After the Maple Leafs were eliminated by the Boston Bruins in round one of the Stanley Cup playoffs, Babcock noted: “I think we’ve got a couple of guys coming that will help us up front, for sure, and make us bigger up front.” It seems he knew the young Russian was on his way.
There’s Showing Up and There’s Arriving, and Mikheyev Has Arrived
The surprise is just how good Mikheyev really has been. In fact, and this is a rare
Mikheyev came to the Maple Leafs with experience. With Avangard Omsk, he played over 19 minutes a game, which was the third-highest workload of the KHL’s top scorers. Plus, he learned the nuances of the North American game by playing under former NHL coach Bob Hartley and playing with former Maple Leafs Cody Franson and Victor Stalberg.
Hartley had Mikheyev play in all situations, including the penalty kill. Such experience was
His agent Dan Milstein noted: “On a superstar line, you need to have a guy like (Mikheyev). He plays 200 feet of ice, a guy who’ll go get the puck, support the puck. He’s a power guy who’s going to make everybody else around him look good,” (from ‘Leafs sign Russian free-agent forward Ilya Mikheyev to entry-level deal’, The Toronto Star – 5/6/19).
Is it just me, or does this sound like Zach Hyman with more speed?
Mikheyev Against the Detroit Red Wings

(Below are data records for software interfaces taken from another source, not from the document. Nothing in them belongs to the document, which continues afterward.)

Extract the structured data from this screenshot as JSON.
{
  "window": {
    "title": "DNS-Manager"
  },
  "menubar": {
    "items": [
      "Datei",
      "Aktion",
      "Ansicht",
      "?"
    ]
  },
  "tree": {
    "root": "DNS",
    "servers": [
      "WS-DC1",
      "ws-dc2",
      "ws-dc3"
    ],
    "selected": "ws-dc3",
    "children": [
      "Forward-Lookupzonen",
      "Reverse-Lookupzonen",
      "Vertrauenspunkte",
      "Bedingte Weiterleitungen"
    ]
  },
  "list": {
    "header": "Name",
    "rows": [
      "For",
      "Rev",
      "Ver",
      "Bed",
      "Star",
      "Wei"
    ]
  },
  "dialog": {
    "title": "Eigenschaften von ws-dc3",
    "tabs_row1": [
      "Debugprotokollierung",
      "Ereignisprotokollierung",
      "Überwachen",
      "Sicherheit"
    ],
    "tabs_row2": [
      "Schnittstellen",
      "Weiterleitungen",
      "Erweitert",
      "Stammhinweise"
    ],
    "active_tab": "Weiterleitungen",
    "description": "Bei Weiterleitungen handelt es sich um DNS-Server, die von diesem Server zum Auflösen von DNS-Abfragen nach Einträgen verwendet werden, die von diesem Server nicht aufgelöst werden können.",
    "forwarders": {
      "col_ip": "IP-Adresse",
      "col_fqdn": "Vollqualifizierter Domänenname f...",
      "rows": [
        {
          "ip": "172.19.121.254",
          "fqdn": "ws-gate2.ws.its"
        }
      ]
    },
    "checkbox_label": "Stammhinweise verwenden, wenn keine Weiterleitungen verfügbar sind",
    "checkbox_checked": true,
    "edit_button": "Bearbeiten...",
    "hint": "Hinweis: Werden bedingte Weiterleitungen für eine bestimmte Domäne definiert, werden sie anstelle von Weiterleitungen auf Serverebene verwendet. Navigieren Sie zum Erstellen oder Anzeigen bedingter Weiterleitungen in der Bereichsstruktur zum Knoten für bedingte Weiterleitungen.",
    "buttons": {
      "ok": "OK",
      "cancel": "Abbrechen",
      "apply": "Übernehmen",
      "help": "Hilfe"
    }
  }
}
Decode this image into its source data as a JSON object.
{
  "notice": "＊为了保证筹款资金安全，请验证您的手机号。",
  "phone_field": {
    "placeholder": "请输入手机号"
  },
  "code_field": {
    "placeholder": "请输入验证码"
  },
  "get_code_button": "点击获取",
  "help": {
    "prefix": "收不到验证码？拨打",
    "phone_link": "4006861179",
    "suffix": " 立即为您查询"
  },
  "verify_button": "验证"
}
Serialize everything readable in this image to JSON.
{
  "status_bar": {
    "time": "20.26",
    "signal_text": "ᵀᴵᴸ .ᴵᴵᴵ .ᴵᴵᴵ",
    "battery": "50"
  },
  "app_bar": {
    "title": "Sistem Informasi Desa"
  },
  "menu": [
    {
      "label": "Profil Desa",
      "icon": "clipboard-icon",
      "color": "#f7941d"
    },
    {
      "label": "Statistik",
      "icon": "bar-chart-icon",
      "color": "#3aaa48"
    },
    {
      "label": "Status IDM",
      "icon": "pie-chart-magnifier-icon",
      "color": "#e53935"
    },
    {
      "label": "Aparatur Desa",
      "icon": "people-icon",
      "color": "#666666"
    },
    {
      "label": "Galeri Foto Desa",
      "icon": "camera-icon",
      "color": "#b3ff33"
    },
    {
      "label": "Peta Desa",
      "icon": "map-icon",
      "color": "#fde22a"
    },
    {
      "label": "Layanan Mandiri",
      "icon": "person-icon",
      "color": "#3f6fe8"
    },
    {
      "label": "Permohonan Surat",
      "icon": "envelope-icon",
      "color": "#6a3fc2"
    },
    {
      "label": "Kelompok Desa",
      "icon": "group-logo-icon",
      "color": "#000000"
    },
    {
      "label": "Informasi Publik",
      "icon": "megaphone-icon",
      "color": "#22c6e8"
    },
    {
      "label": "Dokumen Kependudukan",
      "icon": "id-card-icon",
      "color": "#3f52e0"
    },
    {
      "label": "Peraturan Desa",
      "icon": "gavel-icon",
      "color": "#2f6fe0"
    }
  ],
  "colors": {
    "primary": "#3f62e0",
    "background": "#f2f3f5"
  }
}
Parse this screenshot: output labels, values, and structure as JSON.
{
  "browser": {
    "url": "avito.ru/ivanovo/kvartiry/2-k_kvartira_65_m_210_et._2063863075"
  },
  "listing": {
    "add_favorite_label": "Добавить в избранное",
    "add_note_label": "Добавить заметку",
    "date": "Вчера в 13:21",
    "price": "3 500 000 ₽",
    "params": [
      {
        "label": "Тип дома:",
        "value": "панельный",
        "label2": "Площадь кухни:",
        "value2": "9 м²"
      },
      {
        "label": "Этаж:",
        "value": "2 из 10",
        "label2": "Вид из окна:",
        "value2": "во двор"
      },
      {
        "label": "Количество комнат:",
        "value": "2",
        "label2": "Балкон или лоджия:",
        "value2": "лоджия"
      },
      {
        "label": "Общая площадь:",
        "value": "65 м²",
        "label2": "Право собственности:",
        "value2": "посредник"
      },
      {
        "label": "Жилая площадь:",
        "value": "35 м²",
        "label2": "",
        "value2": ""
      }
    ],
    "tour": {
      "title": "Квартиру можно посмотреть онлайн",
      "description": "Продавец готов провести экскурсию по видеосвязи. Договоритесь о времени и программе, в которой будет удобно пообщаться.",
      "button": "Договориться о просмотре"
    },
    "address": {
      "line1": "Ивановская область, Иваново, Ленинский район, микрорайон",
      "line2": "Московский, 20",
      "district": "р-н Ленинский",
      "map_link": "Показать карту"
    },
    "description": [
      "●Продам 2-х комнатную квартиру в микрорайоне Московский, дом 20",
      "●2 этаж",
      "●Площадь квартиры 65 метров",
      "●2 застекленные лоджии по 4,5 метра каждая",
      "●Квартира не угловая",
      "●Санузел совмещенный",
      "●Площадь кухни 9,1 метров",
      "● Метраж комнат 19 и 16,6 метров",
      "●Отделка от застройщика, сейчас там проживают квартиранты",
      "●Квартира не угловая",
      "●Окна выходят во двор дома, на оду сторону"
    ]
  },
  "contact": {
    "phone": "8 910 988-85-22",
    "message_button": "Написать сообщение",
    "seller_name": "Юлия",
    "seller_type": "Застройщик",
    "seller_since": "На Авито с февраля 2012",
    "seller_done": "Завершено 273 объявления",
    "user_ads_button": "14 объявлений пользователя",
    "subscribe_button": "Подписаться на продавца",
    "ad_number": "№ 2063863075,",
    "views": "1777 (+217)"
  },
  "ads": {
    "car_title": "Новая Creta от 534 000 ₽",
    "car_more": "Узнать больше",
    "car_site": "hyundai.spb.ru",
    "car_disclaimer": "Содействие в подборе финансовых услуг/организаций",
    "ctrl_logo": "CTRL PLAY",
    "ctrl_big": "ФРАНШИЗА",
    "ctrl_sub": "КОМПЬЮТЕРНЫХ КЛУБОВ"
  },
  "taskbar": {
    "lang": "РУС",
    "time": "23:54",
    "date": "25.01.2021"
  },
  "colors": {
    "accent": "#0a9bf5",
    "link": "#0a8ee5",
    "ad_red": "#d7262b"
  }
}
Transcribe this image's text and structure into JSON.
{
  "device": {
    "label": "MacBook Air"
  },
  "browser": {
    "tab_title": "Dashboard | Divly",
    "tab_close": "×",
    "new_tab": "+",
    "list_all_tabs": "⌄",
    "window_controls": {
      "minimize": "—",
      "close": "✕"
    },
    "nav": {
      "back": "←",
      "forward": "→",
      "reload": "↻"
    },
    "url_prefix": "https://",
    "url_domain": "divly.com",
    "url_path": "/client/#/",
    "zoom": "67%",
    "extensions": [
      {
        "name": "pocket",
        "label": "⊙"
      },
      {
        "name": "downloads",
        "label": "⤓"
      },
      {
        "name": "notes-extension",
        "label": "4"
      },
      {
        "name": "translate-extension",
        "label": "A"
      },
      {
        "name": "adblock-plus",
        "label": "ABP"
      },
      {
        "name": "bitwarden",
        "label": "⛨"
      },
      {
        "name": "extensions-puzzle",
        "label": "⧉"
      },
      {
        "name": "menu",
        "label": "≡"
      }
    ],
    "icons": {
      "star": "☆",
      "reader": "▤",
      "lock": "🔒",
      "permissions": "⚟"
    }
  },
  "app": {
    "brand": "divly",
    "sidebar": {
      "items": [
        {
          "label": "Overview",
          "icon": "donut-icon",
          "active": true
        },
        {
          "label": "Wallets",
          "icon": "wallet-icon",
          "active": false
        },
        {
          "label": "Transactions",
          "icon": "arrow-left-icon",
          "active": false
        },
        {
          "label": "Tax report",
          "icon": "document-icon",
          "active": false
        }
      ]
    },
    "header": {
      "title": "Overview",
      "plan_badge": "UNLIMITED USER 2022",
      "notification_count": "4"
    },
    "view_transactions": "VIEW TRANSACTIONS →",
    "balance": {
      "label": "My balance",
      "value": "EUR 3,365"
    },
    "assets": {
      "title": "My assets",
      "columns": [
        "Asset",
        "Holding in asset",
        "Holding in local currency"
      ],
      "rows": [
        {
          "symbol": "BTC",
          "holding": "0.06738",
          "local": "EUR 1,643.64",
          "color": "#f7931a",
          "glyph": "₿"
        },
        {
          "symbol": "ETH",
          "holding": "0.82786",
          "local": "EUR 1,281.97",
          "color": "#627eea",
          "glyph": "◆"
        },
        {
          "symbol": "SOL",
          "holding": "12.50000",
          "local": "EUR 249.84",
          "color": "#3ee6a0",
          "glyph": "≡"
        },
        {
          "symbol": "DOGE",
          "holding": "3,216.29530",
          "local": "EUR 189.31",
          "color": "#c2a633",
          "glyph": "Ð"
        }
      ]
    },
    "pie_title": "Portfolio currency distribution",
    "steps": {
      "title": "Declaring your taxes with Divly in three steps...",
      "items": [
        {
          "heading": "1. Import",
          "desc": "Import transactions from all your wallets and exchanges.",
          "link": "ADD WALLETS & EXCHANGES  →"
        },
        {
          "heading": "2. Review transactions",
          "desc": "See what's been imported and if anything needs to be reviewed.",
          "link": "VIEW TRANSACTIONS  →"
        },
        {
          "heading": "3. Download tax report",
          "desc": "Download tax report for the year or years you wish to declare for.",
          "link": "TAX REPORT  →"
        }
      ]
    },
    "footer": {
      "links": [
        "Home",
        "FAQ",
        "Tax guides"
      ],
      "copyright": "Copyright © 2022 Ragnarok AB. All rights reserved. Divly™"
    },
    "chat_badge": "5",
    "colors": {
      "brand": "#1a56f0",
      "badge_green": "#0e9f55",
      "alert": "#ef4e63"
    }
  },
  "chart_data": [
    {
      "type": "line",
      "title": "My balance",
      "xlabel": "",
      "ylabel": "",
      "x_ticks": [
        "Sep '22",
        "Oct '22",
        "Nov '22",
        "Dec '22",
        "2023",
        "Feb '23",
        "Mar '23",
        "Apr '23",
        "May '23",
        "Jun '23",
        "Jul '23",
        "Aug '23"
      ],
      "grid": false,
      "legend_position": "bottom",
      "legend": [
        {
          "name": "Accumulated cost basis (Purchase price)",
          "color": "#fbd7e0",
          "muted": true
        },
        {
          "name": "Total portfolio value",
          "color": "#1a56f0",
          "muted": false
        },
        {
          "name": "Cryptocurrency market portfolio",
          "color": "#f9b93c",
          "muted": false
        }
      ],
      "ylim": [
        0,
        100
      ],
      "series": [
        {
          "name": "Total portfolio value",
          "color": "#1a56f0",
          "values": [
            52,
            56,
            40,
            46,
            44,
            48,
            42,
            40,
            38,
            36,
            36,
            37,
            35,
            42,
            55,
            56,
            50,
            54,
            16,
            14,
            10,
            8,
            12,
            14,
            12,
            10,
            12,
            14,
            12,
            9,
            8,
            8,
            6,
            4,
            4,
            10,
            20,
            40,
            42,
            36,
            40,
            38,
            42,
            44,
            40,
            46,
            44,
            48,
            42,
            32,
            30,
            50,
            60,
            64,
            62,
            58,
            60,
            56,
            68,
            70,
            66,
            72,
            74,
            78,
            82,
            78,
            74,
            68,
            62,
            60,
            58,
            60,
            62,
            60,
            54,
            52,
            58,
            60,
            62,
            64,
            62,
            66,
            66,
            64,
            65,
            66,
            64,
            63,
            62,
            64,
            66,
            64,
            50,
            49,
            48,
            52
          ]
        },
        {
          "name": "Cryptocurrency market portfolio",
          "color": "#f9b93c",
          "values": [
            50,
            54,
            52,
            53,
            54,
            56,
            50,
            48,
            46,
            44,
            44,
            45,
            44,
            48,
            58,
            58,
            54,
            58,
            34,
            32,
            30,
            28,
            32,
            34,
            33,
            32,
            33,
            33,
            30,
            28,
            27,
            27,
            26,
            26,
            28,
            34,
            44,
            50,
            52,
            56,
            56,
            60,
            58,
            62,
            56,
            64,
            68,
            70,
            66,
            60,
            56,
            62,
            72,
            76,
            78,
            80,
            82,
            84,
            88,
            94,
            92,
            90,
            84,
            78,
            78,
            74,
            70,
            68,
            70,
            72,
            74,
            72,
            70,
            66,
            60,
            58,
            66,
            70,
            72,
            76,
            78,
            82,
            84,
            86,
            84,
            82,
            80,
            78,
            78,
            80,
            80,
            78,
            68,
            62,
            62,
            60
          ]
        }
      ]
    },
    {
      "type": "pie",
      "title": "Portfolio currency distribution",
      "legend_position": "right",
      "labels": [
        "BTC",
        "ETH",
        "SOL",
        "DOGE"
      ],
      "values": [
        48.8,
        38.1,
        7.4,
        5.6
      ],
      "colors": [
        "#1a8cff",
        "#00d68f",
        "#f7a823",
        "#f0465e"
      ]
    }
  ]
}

Mikheyev scored a goal and an assist in a 5-2 win over the Red Wings on Saturday night in Detroit. He scored because he was faster than both Red Wings defensemen who were trying to cover him and goalie Jimmy Howard, who was trying to reach the puck first. As both players sped towards the puck, Mikheyev pulled it out of Howard’s reach, went around the out-of-position goalie, and whipped the puck into an open net. With less than a minute left in the second period, it was a momentum changer.
For good measure, Mikheyev also had an assist on Alexander Kerfoot’s eventual game-winner.
What’s Next for Mikheyev?
Mikheyev has a lot going for him as a player. He can start and finish plays. He’s fast, has good hockey sense, and can read a play well.
Maybe Babcock knew what he was getting when Mikheyev signed, but the young Russian has been a surprise to most Maple Leafs fans. He seems able to play anywhere. So far in this young season, he has five points (two goals, and three assists) in six games this season while skating on the team’s third line.
If there’s an injury or someone isn’t playing as expected in the top six, there’s a good chance – at least until Hyman returns – that Mikheyev could move up to the top six. Because I believe he’s a Babcock favorite, I’m wondering if Kasperi Kapanen’s time with John Tavares and Mitch Marner might be in question. The next few games will tell.
The Old Prof (Jim Parsons, Sr.) taught for more than 40 years in the Faculty of Education at the University of Alberta. He’s a Canadian boy, who has two degrees from the University of Kentucky and a doctorate from the University of Texas. He is now retired on Vancouver Island, where he lives with his family. His hobbies include playing with his hockey cards and simply being a sports fan – hockey, the Toronto Raptors, and CFL football (thinks Ricky Ray personifies how a professional athlete should act).
If you wonder why he doesn’t use his real name, it’s because his son – who’s also Jim Parsons – wrote for The Hockey Writers first and asked Jim Sr. to use another name so readers wouldn’t confuse their work.
Because Jim Sr. had worked in China, he adopted the Mandarin word for teacher (老師). The first character lǎo (老) means “old,” and the second character shī (師) means “teacher.” The literal translation of lǎoshī is “old teacher.” That became his pen name. Today, other than writing for The Hockey Writers, he teaches graduate students research design at several Canadian universities.
He looks forward to sharing his insights about the Toronto Maple Leafs and about how sports engages life more fully. His Twitter address is https://twitter.com/TheOldProf